After all, if you genuinely don’t like it, you are free and encouraged to leave.
The feelings you will encounter when moving to and living in Australia as a resident will range from stunned shock to overwhelming excitement, from momentary panic and homesickness to a feeling of such euphoria as you realise what you have achieved, and all the opportunities in front of you.
It is actually one of the best feelings in the world when you have planned and prepared for relocation and then you realise it and make it happen.
Enjoy the positive feelings and don’t worry about the negative ones.

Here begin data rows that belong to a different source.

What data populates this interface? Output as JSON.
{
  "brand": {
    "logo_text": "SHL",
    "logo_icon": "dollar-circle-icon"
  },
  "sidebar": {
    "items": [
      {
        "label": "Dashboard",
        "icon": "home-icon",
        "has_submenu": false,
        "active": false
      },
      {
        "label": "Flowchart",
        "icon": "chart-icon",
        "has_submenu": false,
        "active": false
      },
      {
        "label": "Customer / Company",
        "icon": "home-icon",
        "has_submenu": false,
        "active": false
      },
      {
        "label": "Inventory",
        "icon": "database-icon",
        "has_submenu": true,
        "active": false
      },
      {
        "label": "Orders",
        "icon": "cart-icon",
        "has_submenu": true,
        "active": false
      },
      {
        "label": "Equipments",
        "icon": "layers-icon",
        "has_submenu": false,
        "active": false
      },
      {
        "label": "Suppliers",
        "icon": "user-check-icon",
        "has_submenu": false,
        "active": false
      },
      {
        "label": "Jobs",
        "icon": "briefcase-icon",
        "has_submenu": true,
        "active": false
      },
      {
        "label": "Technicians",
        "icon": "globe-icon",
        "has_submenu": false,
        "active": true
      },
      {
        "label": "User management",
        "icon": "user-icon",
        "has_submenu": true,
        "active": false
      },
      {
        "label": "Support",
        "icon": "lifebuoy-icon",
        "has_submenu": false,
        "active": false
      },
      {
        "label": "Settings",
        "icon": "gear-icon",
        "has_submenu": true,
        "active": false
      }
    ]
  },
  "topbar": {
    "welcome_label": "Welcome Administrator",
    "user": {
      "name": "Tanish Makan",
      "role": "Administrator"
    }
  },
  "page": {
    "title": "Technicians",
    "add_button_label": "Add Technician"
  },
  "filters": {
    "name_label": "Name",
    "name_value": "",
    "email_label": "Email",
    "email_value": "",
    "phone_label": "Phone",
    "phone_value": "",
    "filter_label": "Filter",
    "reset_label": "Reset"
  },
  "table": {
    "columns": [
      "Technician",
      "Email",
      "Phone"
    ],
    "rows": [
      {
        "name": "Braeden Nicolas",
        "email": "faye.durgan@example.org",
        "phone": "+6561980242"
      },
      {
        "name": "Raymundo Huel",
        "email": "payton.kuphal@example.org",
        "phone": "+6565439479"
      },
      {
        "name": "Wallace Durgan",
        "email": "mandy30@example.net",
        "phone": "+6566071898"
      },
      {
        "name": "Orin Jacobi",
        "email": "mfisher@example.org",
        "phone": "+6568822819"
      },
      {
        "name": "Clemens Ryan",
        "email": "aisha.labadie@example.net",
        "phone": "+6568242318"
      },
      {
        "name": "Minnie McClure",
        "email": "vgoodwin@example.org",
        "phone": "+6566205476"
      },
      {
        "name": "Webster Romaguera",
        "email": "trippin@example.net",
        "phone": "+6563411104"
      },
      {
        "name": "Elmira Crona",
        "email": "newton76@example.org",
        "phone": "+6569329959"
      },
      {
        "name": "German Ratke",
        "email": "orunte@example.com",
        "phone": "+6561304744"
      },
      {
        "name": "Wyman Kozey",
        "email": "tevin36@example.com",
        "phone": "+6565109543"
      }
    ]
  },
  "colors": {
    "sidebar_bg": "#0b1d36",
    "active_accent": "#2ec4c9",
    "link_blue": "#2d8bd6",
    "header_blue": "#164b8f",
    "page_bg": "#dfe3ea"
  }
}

They are 100% to be expected, everyone goes through the thought process where you encounter a few tough days trying to adjust and you think ‘oh my God, what have I done’.
Take it all in your stride, look to the longer-term, remember why you made the move in the first place (a checklist attached to the fridge is a good idea sometimes), and have a treat on a bad day to remind yourself that actually no, your new life IS better! You’ll be fine.
Then all of a sudden, 6 months have passed. You’re an Australian – you have a job, a home, your kids have friends, you’ve made some good friends yourself, you’re happy. You have a whole new range of hobbies, your accent has a strange twang and you’re happiest of all when you’re spending all your free time with your family and your friends outside in the glorious sunshine.
Okay, so getting to this point requires a huge transition as you enrol your kids in school, attend a million interviews, search long and hard for the right house, warily approach strangers in the hope they will be friends, and untangle the mess of red tape than any relocation inevitably leaves you tied up in. But you get through it, and you get through it easily because it’s what you want – moving to and living in Australia has been your dream, so live it!